The 2009 event took place on Saturday 5 and Sunday 6 September. The location was again the city of Breda. On Saturday, the focus was on visitors from abroad. On Sunday, the main event took place, with the traditional group photo in the main city park of Breda. There were about 50 activities, ranging from large artistic photo shoots by artists, to workshops with children, and lectures on different aspects of red hair.

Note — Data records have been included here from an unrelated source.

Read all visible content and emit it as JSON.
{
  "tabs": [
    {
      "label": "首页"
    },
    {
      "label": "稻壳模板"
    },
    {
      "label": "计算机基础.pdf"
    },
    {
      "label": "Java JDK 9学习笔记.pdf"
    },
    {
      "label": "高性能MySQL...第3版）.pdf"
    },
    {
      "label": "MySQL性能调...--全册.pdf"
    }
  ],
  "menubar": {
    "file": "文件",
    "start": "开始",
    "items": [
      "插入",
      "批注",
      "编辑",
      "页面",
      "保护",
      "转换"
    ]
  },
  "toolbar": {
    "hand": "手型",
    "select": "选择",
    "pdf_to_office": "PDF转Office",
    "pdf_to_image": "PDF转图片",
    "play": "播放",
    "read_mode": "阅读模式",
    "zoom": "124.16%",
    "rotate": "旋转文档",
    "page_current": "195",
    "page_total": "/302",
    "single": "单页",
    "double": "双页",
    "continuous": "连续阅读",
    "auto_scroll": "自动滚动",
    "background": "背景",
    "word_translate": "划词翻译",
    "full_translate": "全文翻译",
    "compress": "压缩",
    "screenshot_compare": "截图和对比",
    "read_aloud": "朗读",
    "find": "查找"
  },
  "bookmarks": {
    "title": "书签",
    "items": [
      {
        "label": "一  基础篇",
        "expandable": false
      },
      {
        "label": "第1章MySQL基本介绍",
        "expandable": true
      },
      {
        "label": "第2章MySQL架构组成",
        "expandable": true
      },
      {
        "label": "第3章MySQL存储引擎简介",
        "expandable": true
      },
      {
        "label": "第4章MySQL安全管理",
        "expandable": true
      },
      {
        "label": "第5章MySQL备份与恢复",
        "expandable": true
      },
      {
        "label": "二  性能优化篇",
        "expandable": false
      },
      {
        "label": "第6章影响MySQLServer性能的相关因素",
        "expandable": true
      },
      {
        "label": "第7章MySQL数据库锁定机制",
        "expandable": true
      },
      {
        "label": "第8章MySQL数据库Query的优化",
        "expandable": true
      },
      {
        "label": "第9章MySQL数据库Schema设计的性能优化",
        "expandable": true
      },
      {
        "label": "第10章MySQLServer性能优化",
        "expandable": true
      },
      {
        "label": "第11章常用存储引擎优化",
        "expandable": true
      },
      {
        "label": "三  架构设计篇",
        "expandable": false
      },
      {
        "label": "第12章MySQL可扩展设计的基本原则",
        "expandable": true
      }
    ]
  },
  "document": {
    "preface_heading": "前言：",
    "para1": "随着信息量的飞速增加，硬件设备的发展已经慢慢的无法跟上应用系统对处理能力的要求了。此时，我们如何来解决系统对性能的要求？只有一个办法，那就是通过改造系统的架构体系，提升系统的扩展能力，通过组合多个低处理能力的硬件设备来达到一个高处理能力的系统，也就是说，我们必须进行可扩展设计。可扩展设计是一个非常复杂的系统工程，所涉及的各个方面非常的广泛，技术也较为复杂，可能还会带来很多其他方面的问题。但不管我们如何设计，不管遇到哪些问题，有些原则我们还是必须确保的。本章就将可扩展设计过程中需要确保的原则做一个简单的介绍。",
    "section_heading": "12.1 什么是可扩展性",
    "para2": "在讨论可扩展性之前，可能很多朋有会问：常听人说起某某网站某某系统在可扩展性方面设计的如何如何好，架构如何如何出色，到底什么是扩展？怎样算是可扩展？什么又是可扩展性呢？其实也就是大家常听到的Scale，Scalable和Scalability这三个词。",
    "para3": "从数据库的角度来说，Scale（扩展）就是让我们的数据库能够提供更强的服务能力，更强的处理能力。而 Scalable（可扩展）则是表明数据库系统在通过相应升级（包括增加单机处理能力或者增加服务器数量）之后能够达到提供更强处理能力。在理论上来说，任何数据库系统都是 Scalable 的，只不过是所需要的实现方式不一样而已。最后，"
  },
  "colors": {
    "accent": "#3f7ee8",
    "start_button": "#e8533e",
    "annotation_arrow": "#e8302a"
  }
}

The 2010 event took place on Saturday 4 and Sunday 5 September. Again there were about 50 activities, ranging from large artistic photo shoots by artists, to workshops with children, and lectures on different aspects of red hair. This year however, the nature of the event was more international. Program booklets were provided in three languages (Dutch, English and German) and groups of redheads appeared with t-shirts and flags reflecting their home country, like Germany, France and Italy. This year, all hotels in the city center were booked full. The organisation estimated that 4,000 people with natural red hair came from 30 countries. Russian news made a report on the event.
The 2011 event lasted from Friday September 2 to Sunday September 4. On Friday, an unofficial opening was held for the volunteers and some visitors from the Netherlands, Germany, UK, Ireland and the US. This year, there were more photoshoots. The organisation estimated that despite the forecasted rain, the same number of visitors came to Breda, this time from over 50 countries. Russian news made a report on the event again.
Future meets are planned to take place in Breda on the first weekend of September; the dates are: 1st and 2nd of September 2012, 31st of August and 1st of September 2013, 6th and 7th September 2014, and the 5th and 6th of September 2015. So far, at each event, the number of visitors has grown spectacularly, even during the rainy 2008 gathering. To compensate, the form or city location of the event may change in the future.
||This article includes a list of references, but its sources remain unclear because it has insufficient inline citations. (September 2009)|
- Spencer, Clare (9 September 2009). "People get red-dy". BBC News Magazine. BBC. Retrieved 10 September 2009.
|Wikimedia Commons has media related to Redhead Day.|
- Main Festival Site
- Program of the 2010 edition